An NWT government photo of barges in Tuktoyaktuk harbour.
The NWT government is altering the way barge resupply works this summer because water levels on the Mackenzie River are so low.
River water levels south of Fort Good Hope are currently at 2.7 metres, the territory said in a news release on Monday, adding that the river would become impassable for tugs and barges at two metres.
“These adjustments to the sailing schedule and mode of transportation may impact and inconvenience some MTS customers,” said infrastructure minister Diane Archie in a statement, using an initialism for Marine Transportation Services, the government-run service that oversees barging.

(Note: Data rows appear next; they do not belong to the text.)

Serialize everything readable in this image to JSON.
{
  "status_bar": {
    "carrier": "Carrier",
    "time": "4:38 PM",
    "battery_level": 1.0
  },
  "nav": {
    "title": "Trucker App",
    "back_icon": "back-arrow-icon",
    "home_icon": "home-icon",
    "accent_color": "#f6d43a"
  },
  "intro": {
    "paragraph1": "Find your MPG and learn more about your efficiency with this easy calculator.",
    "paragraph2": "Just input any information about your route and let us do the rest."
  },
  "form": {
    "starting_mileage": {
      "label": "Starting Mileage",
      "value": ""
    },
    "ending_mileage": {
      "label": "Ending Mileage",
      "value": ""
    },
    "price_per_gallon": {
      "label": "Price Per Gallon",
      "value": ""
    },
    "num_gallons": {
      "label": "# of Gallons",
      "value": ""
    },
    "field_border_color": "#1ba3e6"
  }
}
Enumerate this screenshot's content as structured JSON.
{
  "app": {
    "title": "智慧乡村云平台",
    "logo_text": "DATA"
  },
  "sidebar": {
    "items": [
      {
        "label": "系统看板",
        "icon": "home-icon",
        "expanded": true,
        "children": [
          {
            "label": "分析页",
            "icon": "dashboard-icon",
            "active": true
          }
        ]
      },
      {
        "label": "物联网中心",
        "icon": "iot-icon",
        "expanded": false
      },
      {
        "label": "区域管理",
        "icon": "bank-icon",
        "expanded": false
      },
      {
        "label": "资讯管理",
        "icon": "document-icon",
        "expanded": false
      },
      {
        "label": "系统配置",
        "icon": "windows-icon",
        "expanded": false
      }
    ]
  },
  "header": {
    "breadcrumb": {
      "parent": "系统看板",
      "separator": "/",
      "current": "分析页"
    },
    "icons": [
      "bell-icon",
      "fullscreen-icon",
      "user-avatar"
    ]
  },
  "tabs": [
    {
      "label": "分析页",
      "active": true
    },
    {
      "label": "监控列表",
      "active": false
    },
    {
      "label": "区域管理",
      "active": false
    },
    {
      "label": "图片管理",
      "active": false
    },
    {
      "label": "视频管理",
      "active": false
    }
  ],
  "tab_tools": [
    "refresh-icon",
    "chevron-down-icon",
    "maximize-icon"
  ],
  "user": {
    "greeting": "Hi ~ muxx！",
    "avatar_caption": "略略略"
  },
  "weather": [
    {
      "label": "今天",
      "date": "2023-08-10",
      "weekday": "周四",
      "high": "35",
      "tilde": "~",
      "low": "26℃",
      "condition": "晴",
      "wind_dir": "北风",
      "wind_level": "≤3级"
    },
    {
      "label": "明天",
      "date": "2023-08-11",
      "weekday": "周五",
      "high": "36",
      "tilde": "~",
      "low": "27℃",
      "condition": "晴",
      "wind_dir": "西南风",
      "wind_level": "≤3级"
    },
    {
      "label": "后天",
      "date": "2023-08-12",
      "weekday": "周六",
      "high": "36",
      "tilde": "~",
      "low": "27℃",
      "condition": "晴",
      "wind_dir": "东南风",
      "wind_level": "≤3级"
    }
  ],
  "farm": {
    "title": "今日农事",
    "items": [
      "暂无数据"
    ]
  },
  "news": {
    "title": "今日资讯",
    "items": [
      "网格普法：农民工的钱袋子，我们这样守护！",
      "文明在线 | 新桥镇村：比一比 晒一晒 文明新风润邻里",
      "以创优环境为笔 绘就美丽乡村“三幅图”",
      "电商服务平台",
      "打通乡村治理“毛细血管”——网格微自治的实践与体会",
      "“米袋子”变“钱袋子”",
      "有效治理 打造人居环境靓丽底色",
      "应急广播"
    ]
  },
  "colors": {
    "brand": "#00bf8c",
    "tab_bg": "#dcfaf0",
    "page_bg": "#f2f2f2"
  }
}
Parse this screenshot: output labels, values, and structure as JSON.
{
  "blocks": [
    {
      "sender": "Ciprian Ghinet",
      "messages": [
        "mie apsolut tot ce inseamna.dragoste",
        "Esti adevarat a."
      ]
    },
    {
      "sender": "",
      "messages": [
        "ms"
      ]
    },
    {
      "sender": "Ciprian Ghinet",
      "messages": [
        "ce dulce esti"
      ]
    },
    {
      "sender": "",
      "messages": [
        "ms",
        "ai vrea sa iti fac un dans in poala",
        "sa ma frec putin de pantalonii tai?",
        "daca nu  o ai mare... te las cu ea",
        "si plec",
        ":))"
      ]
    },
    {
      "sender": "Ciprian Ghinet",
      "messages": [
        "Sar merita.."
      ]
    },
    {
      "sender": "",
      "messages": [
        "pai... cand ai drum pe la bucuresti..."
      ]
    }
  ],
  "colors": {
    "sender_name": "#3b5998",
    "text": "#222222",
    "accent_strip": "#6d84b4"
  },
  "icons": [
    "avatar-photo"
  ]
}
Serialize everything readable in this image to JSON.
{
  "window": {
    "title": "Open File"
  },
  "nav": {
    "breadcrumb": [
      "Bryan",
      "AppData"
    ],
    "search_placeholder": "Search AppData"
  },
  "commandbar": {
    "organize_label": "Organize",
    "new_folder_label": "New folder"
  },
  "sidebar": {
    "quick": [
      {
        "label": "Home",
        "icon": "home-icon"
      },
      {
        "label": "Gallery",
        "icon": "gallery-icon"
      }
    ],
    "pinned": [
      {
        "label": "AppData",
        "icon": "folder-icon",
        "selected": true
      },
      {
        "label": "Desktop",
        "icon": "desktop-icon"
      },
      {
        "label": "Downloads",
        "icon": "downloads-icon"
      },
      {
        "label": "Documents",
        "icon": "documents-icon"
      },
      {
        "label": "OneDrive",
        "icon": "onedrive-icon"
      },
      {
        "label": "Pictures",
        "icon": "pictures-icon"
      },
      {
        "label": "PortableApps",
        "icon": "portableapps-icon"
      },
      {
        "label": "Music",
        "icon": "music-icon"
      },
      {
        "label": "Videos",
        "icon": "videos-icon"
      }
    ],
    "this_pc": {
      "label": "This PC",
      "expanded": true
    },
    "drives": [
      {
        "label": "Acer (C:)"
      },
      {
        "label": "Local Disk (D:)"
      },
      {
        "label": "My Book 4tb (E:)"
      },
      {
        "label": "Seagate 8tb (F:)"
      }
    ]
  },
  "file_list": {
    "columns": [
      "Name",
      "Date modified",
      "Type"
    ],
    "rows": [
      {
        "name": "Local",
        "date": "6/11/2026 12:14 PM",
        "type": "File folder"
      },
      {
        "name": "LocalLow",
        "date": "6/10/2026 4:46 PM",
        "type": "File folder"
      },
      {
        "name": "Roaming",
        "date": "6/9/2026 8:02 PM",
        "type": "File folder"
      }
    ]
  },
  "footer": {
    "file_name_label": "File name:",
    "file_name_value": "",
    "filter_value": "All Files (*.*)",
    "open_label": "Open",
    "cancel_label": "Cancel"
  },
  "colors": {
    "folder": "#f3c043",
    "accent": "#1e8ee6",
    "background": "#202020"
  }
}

“They are necessary to reduce risk, complete essential resupply activities and have a successful 2023 sailing season.”
All cargo bound for Inuvik, Aklavik, Tuktoyaktuk, Paulatuk, Sachs Harbour, Ulukhaktok and Kugluktuk that would ordinarily travel from Hay River via barge will now be trucked to Inuvik then barged to the six other communities, the territory stated.
Fuel will be delivered by tanker to Tuktoyaktuk and then barged to Inuvik, Paulatuk, Sachs Harbour and Ulukhaktok, as was done last year.
The Mackenzie River’s low water levels have also affected private barging companies.
Michael Cooper – the president of Cooper Services, which runs barges on the Mackenzie and Liard rivers – said low water levels were having an impact.
“In addition, the shortage of qualified workers is also having an effect, although it is not as significant,” Cooper said by email.
Barges are a vital component of northern logistics as they allow fuel and freight to get into isolated communities far more cost-effectively than other options like air transport.
But the NWT has endured multiple disrupted barging seasons in recent years.
Monday’s announcement was the first public indication from the territorial government that this summer’s barge resupply season is not going to plan.
Before that announcement came, Mayor of Norman Wells Frank Pope said that if the GNWT didn’t already have concerns, “we in the community sure as heck do.”
Norman Wells relies on MTS to receive groceries, diesel and turbojet fuel, Pope said. On Monday, the NWT government said there was no immediate change to cargo acceptance dates and service for Norman Wells.
“We’re going to make some plans here, but we can’t just conjure up a way to get material here as far as all the stuff that we need,” Pope said last week, asking for the GNWT to “talk to us or maybe let us know what their plans are, if they have a plan.”
“They’re just very quiet and very silent right now,” he said at the time. “We’re not hearing anything from them.”